WHAT’S BEING CLAIMED:
- A company can preserve your pet’s cells and clone them.
- Some social media influencers are patronizing the procedure.
- PETA has issued a statement condemning the practice.
For social media influencers, cloning pets is the newest craze.
Courtney Udvar-Hazy, who has a famous social media account devoted to her dog Willow, previously told TODAY about cloning her dog after it died four years ago. She informed the newspaper that she made six clones of Willow using ViaGen Pets & Equine, a company that preserves your pet’s cells and then clones them.

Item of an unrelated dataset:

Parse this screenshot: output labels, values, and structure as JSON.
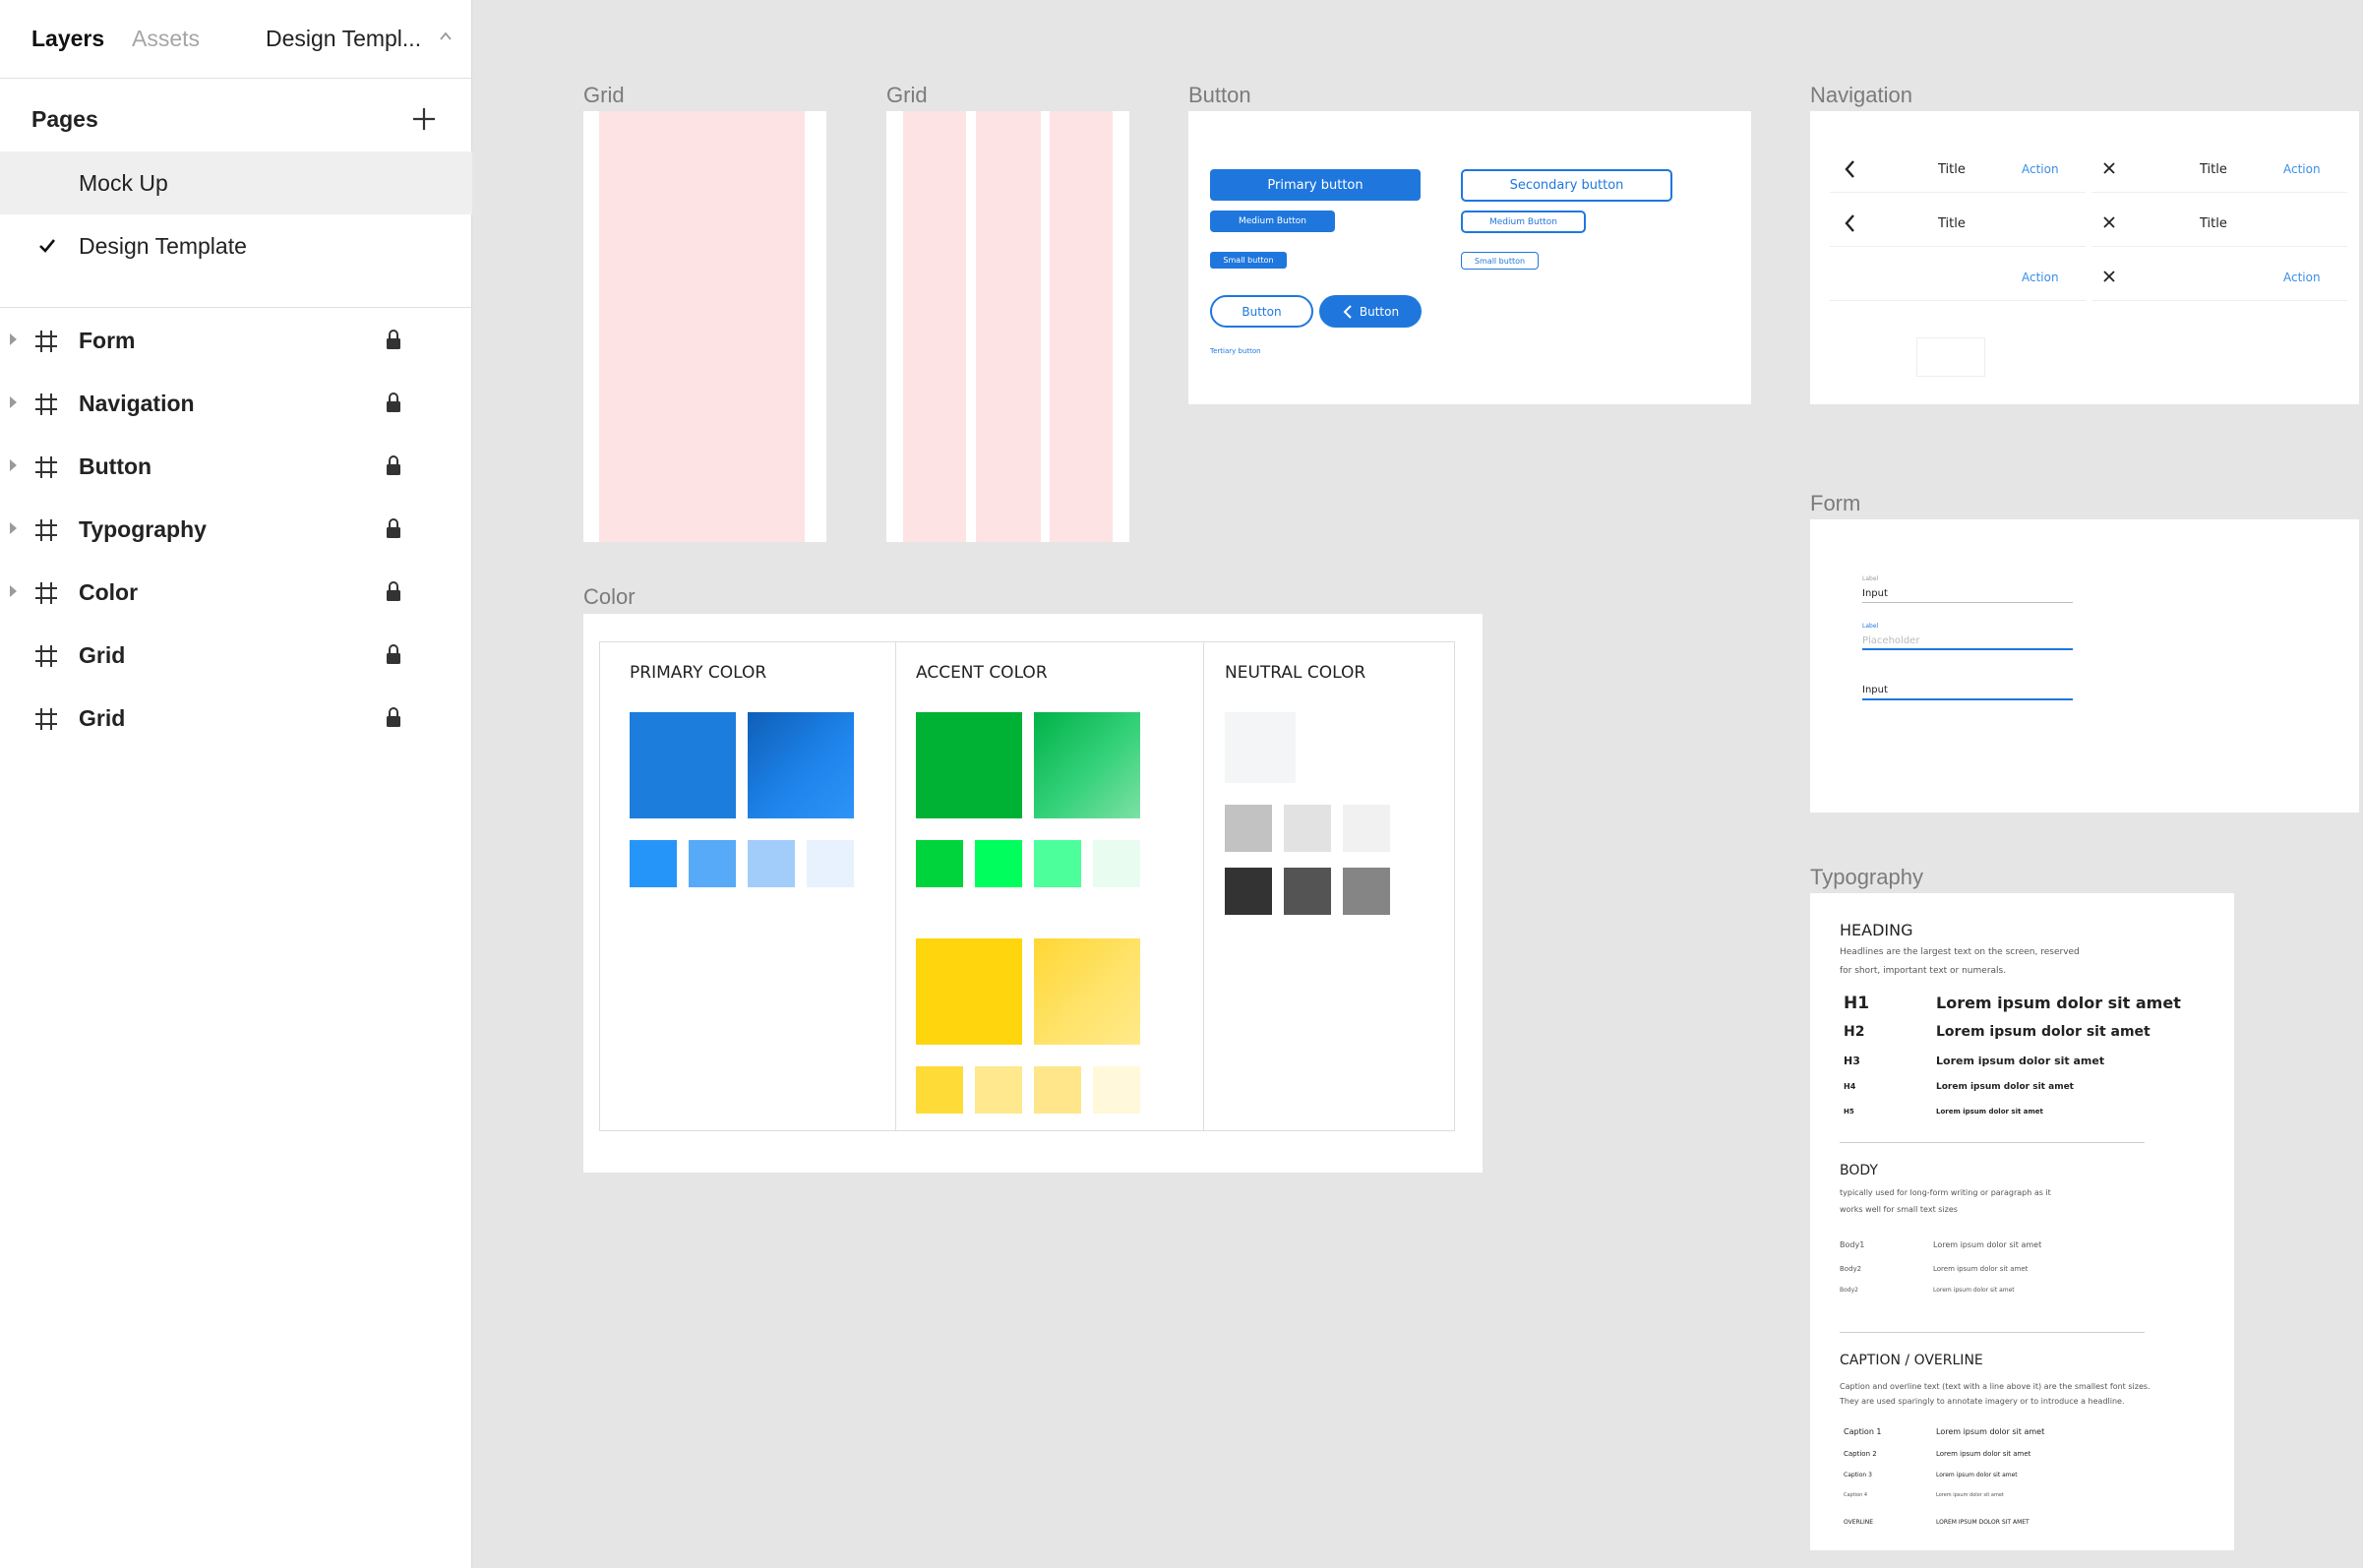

“Willow was just insanely special. She was my soul dog. I wanted her bloodline and her legacy to continue,” Udvar-Hazy told TODAY. “I went into it with zero expectation. I knew that it would be similar to identical twins in humans. Completely different animal, completely different soul, completely different personality, but genetically identical.”
Udvar-Hazy, who makes money from her social media, has kept the account with Willow’s clones up to date since the cloning procedure. According to TODAY, influencer Kelly Anderson cloned her cat Chai after it died at a young age and now manages her monetized Instagram account with the animal’s clone.
ViaGen, based in Texas, charges $50,000 to clone a dog, $35,000 to clone a cat, and $85,000 to clone a horse. More influencers are expected to become clients, and ViaGen hopes that their prices will soon be affordable to regular pet owners.
“There are a handful of our clients that have a social media presence,” Melain Rodriguez, ViaGen’s client service manager, told TODAY. “That’s definitely going to grow.”
Besides social media influencers, other celebrities have also cloned their pets.
In February 2018, Barbra Streisand revealed that she had cells extracted from her dog Samantha, who passed in 2017, to create clones of the canine. The singer posted a photo of her two cloned pups, Scarlet and Violet, sitting close to Samantha’s grave a year later. Samantha’s breeder gave Streisand her second dog, Fanny.
“The twins Scarlet and Violet honoring their mom (with cousin Fanny in the center!),” the caption read.
Following Streisand’s revelation that Scarlet and Violet are clones, PETA president Ingrid Newkirk issued a statement to Page Six opposing individuals from cloning animals, stating that “cloning adds to the homeless-animal population crisis” because other animals remain in shelters.
In a statement, the American Society for the Prevention of Cruelty to Animals (ASPCA) also condemned the practice, citing “important welfare concerns.” The group also stated that a “scientific and ethical analysis of the procedures and practices” of cloning is needed.